Judicial reviews have been in the news lately. Junior doctors failed in an application to the High Court for a judicial review to stop health secretary Jeremy Hunt imposing a new contract on them.

In another review, the High Court ruled that the government cannot trigger Article 50 to take the UK out of the EU without parliamentary approval. And, of course, questions are being asked about challenging the government’s decision to slash community pharmacy’s – based on the claim that the decision was “legally flawed”.

So I thought I’d talk about what a judicial review is – and is not.

The process by which the courts oversee the decisions of the government, ministers and other public bodies is known as judicial review. Lord Denning, one of the great English judges of the twentieth century, used to say: “Be you ever so high, the law is above you.”

This does not mean there is an automatic right to challenge a decision that a complainant does not like. Rather, judicial reviews are concerned with questions such as:

  • whether ministers are acting within the scope of the powers given to them
  • whether the process leading to a decision was procedurally fair
  • whether a decision-maker has interpreted the law correctly
  • whether a decision is supported by evidence
  • whether a decision is rational.

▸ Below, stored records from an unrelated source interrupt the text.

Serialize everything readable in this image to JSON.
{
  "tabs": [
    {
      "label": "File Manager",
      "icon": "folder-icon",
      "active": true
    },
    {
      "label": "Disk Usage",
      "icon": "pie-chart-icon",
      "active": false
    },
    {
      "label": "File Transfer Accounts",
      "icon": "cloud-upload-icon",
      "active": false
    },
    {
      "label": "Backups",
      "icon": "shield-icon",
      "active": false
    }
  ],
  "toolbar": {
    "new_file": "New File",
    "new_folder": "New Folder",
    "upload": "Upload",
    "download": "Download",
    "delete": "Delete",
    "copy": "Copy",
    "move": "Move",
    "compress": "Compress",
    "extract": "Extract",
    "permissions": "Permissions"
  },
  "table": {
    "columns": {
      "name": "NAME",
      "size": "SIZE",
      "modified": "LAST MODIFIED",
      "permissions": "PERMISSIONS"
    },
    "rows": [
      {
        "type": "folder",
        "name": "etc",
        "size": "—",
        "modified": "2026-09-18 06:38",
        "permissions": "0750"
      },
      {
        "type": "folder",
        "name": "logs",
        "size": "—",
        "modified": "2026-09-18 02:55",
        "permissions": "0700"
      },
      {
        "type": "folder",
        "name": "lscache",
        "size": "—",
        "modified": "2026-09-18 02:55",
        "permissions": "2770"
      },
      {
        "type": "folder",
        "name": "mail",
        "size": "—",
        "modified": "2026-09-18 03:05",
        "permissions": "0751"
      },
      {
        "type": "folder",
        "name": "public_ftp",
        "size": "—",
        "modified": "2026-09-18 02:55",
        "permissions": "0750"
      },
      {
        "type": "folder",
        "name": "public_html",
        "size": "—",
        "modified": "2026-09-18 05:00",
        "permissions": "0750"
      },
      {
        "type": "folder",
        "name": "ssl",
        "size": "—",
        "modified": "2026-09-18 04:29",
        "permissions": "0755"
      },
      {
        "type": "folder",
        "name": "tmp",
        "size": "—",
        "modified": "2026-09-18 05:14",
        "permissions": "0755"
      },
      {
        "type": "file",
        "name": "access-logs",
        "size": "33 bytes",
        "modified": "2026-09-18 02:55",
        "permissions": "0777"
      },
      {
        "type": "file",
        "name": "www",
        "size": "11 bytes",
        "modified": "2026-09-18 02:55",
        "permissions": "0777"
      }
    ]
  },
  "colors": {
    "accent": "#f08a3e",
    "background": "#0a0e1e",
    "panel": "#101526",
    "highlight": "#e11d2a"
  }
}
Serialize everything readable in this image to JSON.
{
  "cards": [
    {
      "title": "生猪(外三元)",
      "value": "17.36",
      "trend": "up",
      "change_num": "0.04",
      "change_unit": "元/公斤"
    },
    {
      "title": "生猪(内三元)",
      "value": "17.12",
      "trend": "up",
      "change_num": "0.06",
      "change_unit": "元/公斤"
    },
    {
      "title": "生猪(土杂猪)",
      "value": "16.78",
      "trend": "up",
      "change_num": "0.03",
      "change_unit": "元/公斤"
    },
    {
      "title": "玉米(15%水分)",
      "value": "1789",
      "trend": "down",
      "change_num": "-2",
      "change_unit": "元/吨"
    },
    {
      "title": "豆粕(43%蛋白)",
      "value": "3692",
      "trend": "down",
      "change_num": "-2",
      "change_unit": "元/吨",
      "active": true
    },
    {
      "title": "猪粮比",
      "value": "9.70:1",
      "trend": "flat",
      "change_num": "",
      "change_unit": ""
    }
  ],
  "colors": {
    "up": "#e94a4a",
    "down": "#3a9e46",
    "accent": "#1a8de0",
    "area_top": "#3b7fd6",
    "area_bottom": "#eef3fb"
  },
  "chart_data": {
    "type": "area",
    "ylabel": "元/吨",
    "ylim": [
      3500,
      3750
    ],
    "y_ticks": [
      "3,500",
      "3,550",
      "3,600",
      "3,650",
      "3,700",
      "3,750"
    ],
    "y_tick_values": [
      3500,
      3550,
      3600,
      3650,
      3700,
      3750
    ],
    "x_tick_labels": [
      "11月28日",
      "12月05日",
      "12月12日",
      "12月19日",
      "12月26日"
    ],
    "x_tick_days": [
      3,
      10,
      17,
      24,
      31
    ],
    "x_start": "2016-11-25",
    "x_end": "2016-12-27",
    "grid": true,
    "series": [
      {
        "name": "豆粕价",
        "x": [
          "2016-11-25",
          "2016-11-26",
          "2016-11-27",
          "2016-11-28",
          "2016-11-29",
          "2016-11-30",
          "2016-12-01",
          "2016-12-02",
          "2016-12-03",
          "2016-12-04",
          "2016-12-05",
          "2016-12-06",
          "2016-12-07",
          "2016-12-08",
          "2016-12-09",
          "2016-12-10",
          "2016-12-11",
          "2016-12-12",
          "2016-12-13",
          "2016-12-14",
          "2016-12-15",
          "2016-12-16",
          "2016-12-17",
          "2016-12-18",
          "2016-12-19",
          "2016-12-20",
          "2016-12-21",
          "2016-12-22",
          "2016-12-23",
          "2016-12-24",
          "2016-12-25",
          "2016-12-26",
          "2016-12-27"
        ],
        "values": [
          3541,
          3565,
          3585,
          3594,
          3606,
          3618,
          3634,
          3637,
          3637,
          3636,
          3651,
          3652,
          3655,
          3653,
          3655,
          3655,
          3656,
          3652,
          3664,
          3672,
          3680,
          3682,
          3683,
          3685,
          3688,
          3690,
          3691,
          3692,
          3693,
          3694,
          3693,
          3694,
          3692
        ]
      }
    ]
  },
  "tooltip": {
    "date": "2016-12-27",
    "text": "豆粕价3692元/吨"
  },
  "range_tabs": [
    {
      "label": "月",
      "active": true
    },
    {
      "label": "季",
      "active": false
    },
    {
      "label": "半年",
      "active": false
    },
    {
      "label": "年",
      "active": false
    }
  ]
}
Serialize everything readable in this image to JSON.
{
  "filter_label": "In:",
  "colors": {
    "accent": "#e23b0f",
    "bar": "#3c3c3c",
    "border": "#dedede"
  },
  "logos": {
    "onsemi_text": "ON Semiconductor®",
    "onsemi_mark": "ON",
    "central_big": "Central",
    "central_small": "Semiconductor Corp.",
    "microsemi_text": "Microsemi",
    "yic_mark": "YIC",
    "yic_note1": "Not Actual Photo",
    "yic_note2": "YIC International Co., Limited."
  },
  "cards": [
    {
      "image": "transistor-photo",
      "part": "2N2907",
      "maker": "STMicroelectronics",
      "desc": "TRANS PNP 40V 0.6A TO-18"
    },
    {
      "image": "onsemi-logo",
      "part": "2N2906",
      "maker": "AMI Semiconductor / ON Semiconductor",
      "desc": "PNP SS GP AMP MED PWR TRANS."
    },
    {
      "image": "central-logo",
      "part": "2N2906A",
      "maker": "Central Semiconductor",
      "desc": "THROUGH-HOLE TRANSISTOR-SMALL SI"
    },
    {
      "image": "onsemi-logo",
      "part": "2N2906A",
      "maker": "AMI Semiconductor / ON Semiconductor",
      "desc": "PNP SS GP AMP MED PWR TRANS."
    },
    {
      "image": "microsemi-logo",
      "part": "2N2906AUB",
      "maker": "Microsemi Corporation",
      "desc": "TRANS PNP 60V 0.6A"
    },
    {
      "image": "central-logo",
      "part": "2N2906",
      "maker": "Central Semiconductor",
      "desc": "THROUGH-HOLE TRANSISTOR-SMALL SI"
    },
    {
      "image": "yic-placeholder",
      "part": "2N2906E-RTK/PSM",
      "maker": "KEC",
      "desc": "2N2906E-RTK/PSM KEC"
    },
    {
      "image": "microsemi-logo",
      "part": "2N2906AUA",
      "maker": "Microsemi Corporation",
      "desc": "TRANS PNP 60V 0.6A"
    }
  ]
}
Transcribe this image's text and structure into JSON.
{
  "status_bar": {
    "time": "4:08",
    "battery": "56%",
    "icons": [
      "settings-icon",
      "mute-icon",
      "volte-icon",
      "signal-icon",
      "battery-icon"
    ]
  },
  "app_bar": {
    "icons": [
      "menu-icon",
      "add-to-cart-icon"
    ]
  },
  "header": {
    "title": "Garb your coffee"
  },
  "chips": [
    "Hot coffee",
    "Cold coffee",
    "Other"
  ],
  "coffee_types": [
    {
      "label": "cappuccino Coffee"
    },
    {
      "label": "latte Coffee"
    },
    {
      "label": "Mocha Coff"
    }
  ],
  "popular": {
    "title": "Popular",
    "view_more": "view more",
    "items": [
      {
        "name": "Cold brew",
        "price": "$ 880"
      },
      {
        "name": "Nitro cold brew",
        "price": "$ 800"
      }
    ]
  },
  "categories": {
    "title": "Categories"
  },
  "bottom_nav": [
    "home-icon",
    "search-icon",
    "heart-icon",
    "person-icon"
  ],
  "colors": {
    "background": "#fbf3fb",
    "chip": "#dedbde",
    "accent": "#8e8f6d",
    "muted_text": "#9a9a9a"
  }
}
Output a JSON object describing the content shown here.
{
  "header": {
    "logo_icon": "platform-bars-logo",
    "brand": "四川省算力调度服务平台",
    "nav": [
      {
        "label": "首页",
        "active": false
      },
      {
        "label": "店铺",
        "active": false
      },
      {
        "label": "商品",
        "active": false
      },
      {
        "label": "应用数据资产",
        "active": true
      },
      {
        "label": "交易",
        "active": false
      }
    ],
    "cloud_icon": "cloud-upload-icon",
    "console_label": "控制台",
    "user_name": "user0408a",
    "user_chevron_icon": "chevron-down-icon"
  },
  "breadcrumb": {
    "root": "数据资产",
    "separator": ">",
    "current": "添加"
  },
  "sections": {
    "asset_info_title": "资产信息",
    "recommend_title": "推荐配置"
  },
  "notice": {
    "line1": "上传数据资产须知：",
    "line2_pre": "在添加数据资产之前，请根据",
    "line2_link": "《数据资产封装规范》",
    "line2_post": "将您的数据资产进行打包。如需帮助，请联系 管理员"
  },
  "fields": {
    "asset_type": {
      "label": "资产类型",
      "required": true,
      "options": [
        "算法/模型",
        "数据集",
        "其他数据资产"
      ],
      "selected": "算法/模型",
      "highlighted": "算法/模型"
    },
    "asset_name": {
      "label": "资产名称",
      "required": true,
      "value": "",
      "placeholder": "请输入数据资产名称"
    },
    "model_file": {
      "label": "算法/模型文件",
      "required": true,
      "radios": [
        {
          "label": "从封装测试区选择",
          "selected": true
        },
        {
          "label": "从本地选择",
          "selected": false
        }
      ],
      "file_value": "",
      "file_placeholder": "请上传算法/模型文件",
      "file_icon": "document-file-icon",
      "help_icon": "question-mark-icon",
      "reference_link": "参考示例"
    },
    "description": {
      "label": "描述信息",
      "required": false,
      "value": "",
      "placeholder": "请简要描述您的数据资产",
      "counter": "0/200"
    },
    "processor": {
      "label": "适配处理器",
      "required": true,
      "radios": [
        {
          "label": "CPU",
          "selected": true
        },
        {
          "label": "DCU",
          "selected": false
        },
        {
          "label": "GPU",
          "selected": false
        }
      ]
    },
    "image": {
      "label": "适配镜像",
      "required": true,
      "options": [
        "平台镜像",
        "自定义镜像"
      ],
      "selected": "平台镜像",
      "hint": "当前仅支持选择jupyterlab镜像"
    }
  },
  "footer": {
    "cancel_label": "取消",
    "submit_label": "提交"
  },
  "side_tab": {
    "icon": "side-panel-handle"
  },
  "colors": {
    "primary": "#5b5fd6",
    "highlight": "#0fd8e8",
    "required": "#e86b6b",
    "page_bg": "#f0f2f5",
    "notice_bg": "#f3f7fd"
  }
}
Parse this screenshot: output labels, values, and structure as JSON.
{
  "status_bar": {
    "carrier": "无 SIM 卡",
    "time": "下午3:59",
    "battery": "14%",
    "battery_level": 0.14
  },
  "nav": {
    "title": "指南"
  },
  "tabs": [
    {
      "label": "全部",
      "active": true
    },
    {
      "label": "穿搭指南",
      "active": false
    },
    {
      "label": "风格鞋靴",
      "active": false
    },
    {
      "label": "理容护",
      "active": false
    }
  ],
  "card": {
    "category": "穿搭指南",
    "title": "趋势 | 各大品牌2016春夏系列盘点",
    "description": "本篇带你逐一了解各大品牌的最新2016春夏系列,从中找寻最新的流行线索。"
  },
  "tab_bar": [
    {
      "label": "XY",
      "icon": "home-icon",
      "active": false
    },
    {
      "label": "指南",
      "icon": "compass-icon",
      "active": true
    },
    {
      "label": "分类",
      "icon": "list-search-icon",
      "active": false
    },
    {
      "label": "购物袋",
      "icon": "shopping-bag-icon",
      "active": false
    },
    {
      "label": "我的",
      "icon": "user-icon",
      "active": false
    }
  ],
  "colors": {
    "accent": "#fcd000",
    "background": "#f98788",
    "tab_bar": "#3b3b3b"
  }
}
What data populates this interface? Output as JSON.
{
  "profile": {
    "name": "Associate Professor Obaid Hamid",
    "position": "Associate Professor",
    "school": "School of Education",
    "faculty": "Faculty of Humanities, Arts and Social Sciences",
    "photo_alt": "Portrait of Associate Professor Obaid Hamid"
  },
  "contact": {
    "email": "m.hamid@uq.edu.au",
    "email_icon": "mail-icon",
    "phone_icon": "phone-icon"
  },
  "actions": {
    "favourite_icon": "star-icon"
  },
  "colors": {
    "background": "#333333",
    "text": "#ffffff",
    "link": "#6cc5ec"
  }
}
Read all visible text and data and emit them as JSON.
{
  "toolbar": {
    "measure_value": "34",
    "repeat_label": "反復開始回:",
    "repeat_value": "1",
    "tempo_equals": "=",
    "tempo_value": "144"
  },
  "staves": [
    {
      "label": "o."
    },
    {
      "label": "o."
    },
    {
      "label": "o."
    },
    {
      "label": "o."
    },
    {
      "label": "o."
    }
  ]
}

Even when ministers are given a discretion to make a decision, they still have to act properly. For example, before decisions are made, a party may have what is known as a legitimate expectation that they will be consulted. The process of consultation must be fair, and the decision-maker must not have made a final decision before the consultation takes place. It can be difficult to satisfy a judge that a decision a complainant does not like is irrational. Generally, such a decision must be so unreasonable that no reasonable decision-maker could properly have made it.

The High Court rules include a protocol for Judicial Review cases. Before court proceedings are started, the complainant is expected to send a formal letter to the decision-maker, setting out the grounds of challenge. If the decision-maker does not back down, a judicial review claim has to be lodged in the High Court promptly – and in any event within three months.

Once papers are lodged, a judge will decide whether the claimant has an arguable case. If so, permission will be given for the case to go forward to a full hearing. As recent months have shown, a judicial review is used to decide some of the most momentous issues of our time.

This article was first published in Chemist & Druggist, November 2016.